Saturday, February 4, 2012

Milk Prices Return to "Normal"

Class III milk and component prices were announced for January, 2012 on February 3.  Butter and cheese prices fell to the $1.60/lb range during the month from their 2011 highs of over $2.00/lb.  The changes can best be described as a return to "normal".  Class III milk prices were $17.05/cwt with butterfat at $1.72/lb and milk protein at $2.73/lb.

Compared to the prior month, the dashboard shows mostly red.

But compared to the long term trends, January prices were "normal".

Protein continues to dominate the value of milk, with "other solids" taking on an unusual significance.

The most significant input parameters for calculating milk prices, cheese, and butter prices, fell to $1.61/lb and $1.59/lb respectively.  What brought these changes about?  Primarily inventory changes - with butter (which has been very low) returning to more normal levels and cheese (which has been slightly high) also returning to more normal levels.

One of the significant factors driving these changes has been exports.  The final export/import figures for 2011 will be available in a few weeks, and a special post reviewing these will be made at that time.  Because exchange rates play a major role in the international forces that impact imports and exports, they will also be reviewed in this upcoming post.

The remainder of this post will be spent examining the parameters dealing with the supply side for the most important element in milk pricing, cheddar cheese prices.

Cheese per capita consumption has been increasing steadily for decades, so one would not expect cheese production or inventories to remain static as they must grow with the increases in consumption.  However, production growth not consistent with the growth in U.S. consumption (and exports) will lead to abnormal inventory levels.

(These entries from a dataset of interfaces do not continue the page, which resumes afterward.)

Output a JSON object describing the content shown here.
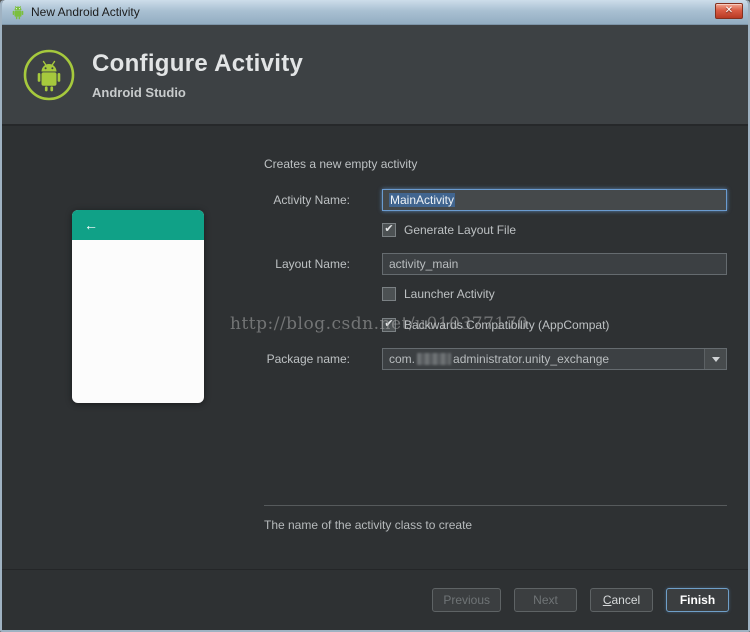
{
  "window": {
    "title": "New Android Activity",
    "close_glyph": "✕"
  },
  "header": {
    "title": "Configure Activity",
    "subtitle": "Android Studio"
  },
  "preview": {
    "back_arrow": "←"
  },
  "form": {
    "description": "Creates a new empty activity",
    "activity_name": {
      "label": "Activity Name:",
      "value": "MainActivity"
    },
    "generate_layout": {
      "label": "Generate Layout File",
      "checked": true,
      "glyph": "✔"
    },
    "layout_name": {
      "label": "Layout Name:",
      "value": "activity_main"
    },
    "launcher_activity": {
      "label": "Launcher Activity",
      "checked": false,
      "glyph": ""
    },
    "backwards_compat": {
      "label": "Backwards Compatibility (AppCompat)",
      "checked": true,
      "glyph": "✔"
    },
    "package_name": {
      "label": "Package name:",
      "prefix": "com.",
      "suffix": "administrator.unity_exchange"
    },
    "hint": "The name of the activity class to create"
  },
  "watermark": "http://blog.csdn.net/u010377170",
  "buttons": {
    "previous": "Previous",
    "next": "Next",
    "cancel_mnemonic": "C",
    "cancel_rest": "ancel",
    "finish": "Finish"
  },
  "colors": {
    "teal_header": "#10a187",
    "focus_border": "#6a9bd0",
    "selection": "#41658f",
    "finish_border": "#6f9fc8",
    "header_bg": "#3d4144",
    "content_bg": "#2e3133"
  }
}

Cheese production over the last 11 years has grown in a rather predictable pattern.

But as we look more closely at the last few years, abnormal production levels can be seen.  Unusually high production occurred in 2010 (when milk prices were low), and unusually low production occurred in 2011 which brought inventories back to more normal levels.

This in turn led to some unusual "blips" in cheese inventories, with inventories rising higher than normal in 2010 and early 2011, followed by a return to more normal levels by the end of 2011.

The low Class III milk prices which began in 2009 and continued in 2010 can be seen in the chart below.

The view presented above deals only with the supply side of cheese production and it's impact on inventories.  That is only part of the picture.  Demand side changes are also very important.  While U.S. consumption is pretty predictable, exports are becoming an increasingly important part of cheese demand and they can be very volatile.  As the full data for 2011 becomes available in the next few weeks, exports will be reviewed with a special post in the blog.

1 comment:

  1. It is great to see the continuous increase in US cheese production. Given the still relatively untapped potential of some of the uses of milk protein and marketing its value, and the growing efficiency of the American dairy industry, I can only think that milk protein will continue to be a major player in milk pricing for years to come.